[time-nuts] Linux TSC clocksource on multi-core systems

Laszlo Hanyecz laszlo at heliacal.net
Tue Apr 29 16:14:03 UTC 2014

The problem isn't so much NTP, it's that the kernel can't use the TSC as the clock source, so it falls back to something like the HPET or ACPI timer which are orders of magnitude less resolution than the TSC.

Here is the Atom D510 that shows the synchronization problem.  Booting with 'nosmp' allows the TSC to be used.  It's a single board computer, it has one physical CPU, and has no way to disable the power saving stuff in the BIOS, but it advertises a constant counter (constant_tsc in cpuinfo).  The problem is just that the counters aren't in sync, I think.

[    0.168557] smpboot cpu 2: start_ip = 99000
[    0.260015] TSC synchronization [CPU#0 -> CPU#2]:
[    0.260015] Measured 50 cycles TSC warp between CPUs, turning off TSC clock.
[    0.260015] Marking TSC unstable due to check_tsc_sync_source failed

I wonder if it's possible to sync the TSCs between the cpus instead of just abandoning it.  It takes time to measure the counter and to set it, so maybe it could be done by iteratively making small changes and comparing the counters, and trying to eliminate the effects of the read/write delay.  Not sure if it's possible to completely sync them but maybe they could be brought really close?
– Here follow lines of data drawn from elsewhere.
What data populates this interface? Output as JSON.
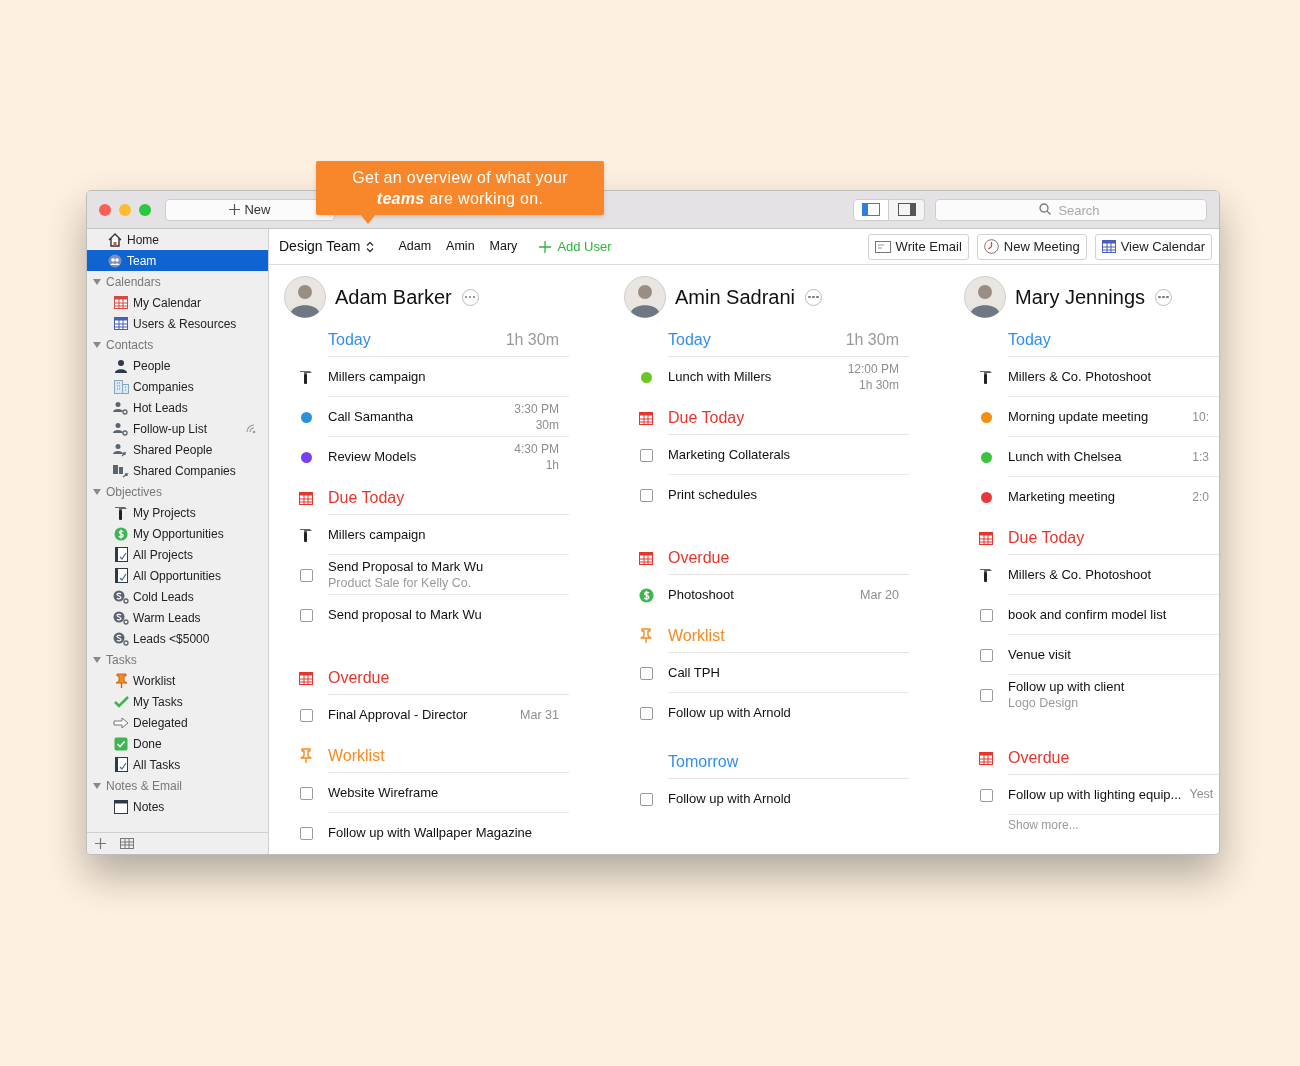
{
  "callout": "Get an overview of what your **teams** are working on.",
  "toolbar": {
    "new_button": "New",
    "views": [
      {
        "kind": "sidebar",
        "on": true
      },
      {
        "kind": "inspector",
        "on": false
      }
    ],
    "search": {
      "placeholder": "Search"
    }
  },
  "sidebar": {
    "items": [
      {
        "kind": "home",
        "label": "Home",
        "selected": false,
        "shared": false
      },
      {
        "kind": "team",
        "label": "Team",
        "selected": true,
        "shared": false
      }
    ],
    "groups": [
      {
        "label": "Calendars",
        "expanded": true,
        "children": [
          {
            "kind": "calendar",
            "label": "My Calendar",
            "selected": false,
            "shared": false
          },
          {
            "kind": "resources",
            "label": "Users & Resources",
            "selected": false,
            "shared": false
          }
        ]
      },
      {
        "label": "Contacts",
        "expanded": true,
        "children": [
          {
            "kind": "person",
            "label": "People",
            "selected": false,
            "shared": false
          },
          {
            "kind": "building",
            "label": "Companies",
            "selected": false,
            "shared": false
          },
          {
            "kind": "smart",
            "label": "Hot Leads",
            "selected": false,
            "shared": false
          },
          {
            "kind": "smart",
            "label": "Follow-up List",
            "selected": false,
            "shared": true
          },
          {
            "kind": "sharedperson",
            "label": "Shared People",
            "selected": false,
            "shared": false
          },
          {
            "kind": "sharedbuilding",
            "label": "Shared Companies",
            "selected": false,
            "shared": false
          }
        ]
      },
      {
        "label": "Objectives",
        "expanded": true,
        "children": [
          {
            "kind": "project",
            "label": "My Projects",
            "selected": false,
            "shared": false
          },
          {
            "kind": "opportunity",
            "label": "My Opportunities",
            "selected": false,
            "shared": false
          },
          {
            "kind": "notebook",
            "label": "All Projects",
            "selected": false,
            "shared": false
          },
          {
            "kind": "notebook",
            "label": "All Opportunities",
            "selected": false,
            "shared": false
          },
          {
            "kind": "lead",
            "label": "Cold Leads",
            "selected": false,
            "shared": false
          },
          {
            "kind": "lead",
            "label": "Warm Leads",
            "selected": false,
            "shared": false
          },
          {
            "kind": "lead",
            "label": "Leads <$5000",
            "selected": false,
            "shared": false
          }
        ]
      },
      {
        "label": "Tasks",
        "expanded": true,
        "children": [
          {
            "kind": "worklist",
            "label": "Worklist",
            "selected": false,
            "shared": false
          },
          {
            "kind": "check",
            "label": "My Tasks",
            "selected": false,
            "shared": false
          },
          {
            "kind": "delegate",
            "label": "Delegated",
            "selected": false,
            "shared": false
          },
          {
            "kind": "done",
            "label": "Done",
            "selected": false,
            "shared": false
          },
          {
            "kind": "notebook",
            "label": "All Tasks",
            "selected": false,
            "shared": false
          }
        ]
      },
      {
        "label": "Notes & Email",
        "expanded": true,
        "children": [
          {
            "kind": "notes",
            "label": "Notes",
            "selected": false,
            "shared": false
          }
        ]
      }
    ]
  },
  "team_bar": {
    "team": "Design Team",
    "members": [
      "Adam",
      "Amin",
      "Mary"
    ],
    "add_user": "Add User",
    "actions": [
      {
        "kind": "email",
        "label": "Write Email"
      },
      {
        "kind": "meeting",
        "label": "New Meeting"
      },
      {
        "kind": "calendar",
        "label": "View Calendar"
      }
    ]
  },
  "columns": [
    {
      "name": "Adam Barker",
      "sections": [
        {
          "kind": "today",
          "title": "Today",
          "total": "1h 30m",
          "items": [
            {
              "kind": "project",
              "title": "Millers campaign"
            },
            {
              "kind": "event",
              "title": "Call Samantha",
              "time": "3:30 PM",
              "duration": "30m",
              "color": "#2b8fd8"
            },
            {
              "kind": "event",
              "title": "Review Models",
              "time": "4:30 PM",
              "duration": "1h",
              "color": "#7a3ff0"
            }
          ]
        },
        {
          "kind": "due",
          "title": "Due Today",
          "items": [
            {
              "kind": "project",
              "title": "Millers campaign"
            },
            {
              "kind": "task",
              "title": "Send Proposal to Mark Wu",
              "subtitle": "Product Sale for Kelly Co.",
              "checked": false
            },
            {
              "kind": "task",
              "title": "Send proposal to Mark Wu",
              "checked": false
            }
          ]
        },
        {
          "kind": "overdue",
          "title": "Overdue",
          "items": [
            {
              "kind": "task",
              "title": "Final Approval - Director",
              "date": "Mar 31",
              "checked": false
            }
          ]
        },
        {
          "kind": "worklist",
          "title": "Worklist",
          "items": [
            {
              "kind": "task",
              "title": "Website Wireframe",
              "checked": false
            },
            {
              "kind": "task",
              "title": "Follow up with Wallpaper Magazine",
              "checked": false
            }
          ]
        }
      ]
    },
    {
      "name": "Amin Sadrani",
      "sections": [
        {
          "kind": "today",
          "title": "Today",
          "total": "1h 30m",
          "items": [
            {
              "kind": "event",
              "title": "Lunch with Millers",
              "time": "12:00 PM",
              "duration": "1h 30m",
              "color": "#6cc623"
            }
          ]
        },
        {
          "kind": "due",
          "title": "Due Today",
          "items": [
            {
              "kind": "task",
              "title": "Marketing Collaterals",
              "checked": false
            },
            {
              "kind": "task",
              "title": "Print schedules",
              "checked": false
            }
          ]
        },
        {
          "kind": "overdue",
          "title": "Overdue",
          "items": [
            {
              "kind": "opportunity",
              "title": "Photoshoot",
              "date": "Mar 20"
            }
          ]
        },
        {
          "kind": "worklist",
          "title": "Worklist",
          "items": [
            {
              "kind": "task",
              "title": "Call TPH",
              "checked": false
            },
            {
              "kind": "task",
              "title": "Follow up with Arnold",
              "checked": false
            }
          ]
        },
        {
          "kind": "tomorrow",
          "title": "Tomorrow",
          "items": [
            {
              "kind": "task",
              "title": "Follow up with Arnold",
              "checked": false
            }
          ]
        }
      ]
    },
    {
      "name": "Mary Jennings",
      "sections": [
        {
          "kind": "today",
          "title": "Today",
          "items": [
            {
              "kind": "project",
              "title": "Millers & Co. Photoshoot"
            },
            {
              "kind": "event",
              "title": "Morning update meeting",
              "time": "10:",
              "color": "#f39014"
            },
            {
              "kind": "event",
              "title": "Lunch with Chelsea",
              "time": "1:3",
              "color": "#3cc23c"
            },
            {
              "kind": "event",
              "title": "Marketing meeting",
              "time": "2:0",
              "color": "#e8383c"
            }
          ]
        },
        {
          "kind": "due",
          "title": "Due Today",
          "items": [
            {
              "kind": "project",
              "title": "Millers & Co. Photoshoot"
            },
            {
              "kind": "task",
              "title": "book and confirm model list",
              "checked": false
            },
            {
              "kind": "task",
              "title": "Venue visit",
              "checked": false
            },
            {
              "kind": "task",
              "title": "Follow up with client",
              "subtitle": "Logo Design",
              "checked": false
            }
          ]
        },
        {
          "kind": "overdue",
          "title": "Overdue",
          "items": [
            {
              "kind": "task",
              "title": "Follow up with lighting equip...",
              "date": "Yest",
              "checked": false
            }
          ],
          "more": "Show more..."
        }
      ]
    }
  ]
}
This system is just an example, but I think these TSC problems are pretty common.  I had an AMD CPU based desktop computer that was dual core and the only way to play games on it was to set the game process affinity to a single core, due to the TSC sync issue.  Without that, the game ran really fast but in a jerky way.  AMD had a workaround for it.. it was a program that ran as a service and I think it synced the counters many times a second, but I'm not sure how close it really got.  I guess it could have been way off but still have been good enough for a 60Hz game.

I have some systems with multiple physical CPUs that do seem to have properly synchronized TSC counters, at least linux doesn't complain and it seems to work, so it seems like it's possible.


On Apr 26, 2014, at 10:02 PM, Michael Tharp <gxti at partiallystapled.com> wrote:

> On 04/26/2014 02:27 PM, Laszlo Hanyecz wrote:
>> It's fine to disable the additional cores/cpus on a dedicated NTP machine, but I wonder if there is a solution that allows both the TSC and all the cores to be used at the same time.  Is it even possible to completely sync the counters across CPUs (not just get close)?
> You could try pinning ntpd to a single CPU using the "taskset" command. It wouldn't give all the applications the benefit of a perfectly synchronized clock, but if you just want ntpd to be happy then it ought to work as well as turning SMP off.
> _______________________________________________
> time-nuts mailing list -- time-nuts at febo.com
> To unsubscribe, go to https://www.febo.com/cgi-bin/mailman/listinfo/time-nuts
> and follow the instructions there.

More information about the Time-nuts_lists.febo.com mailing list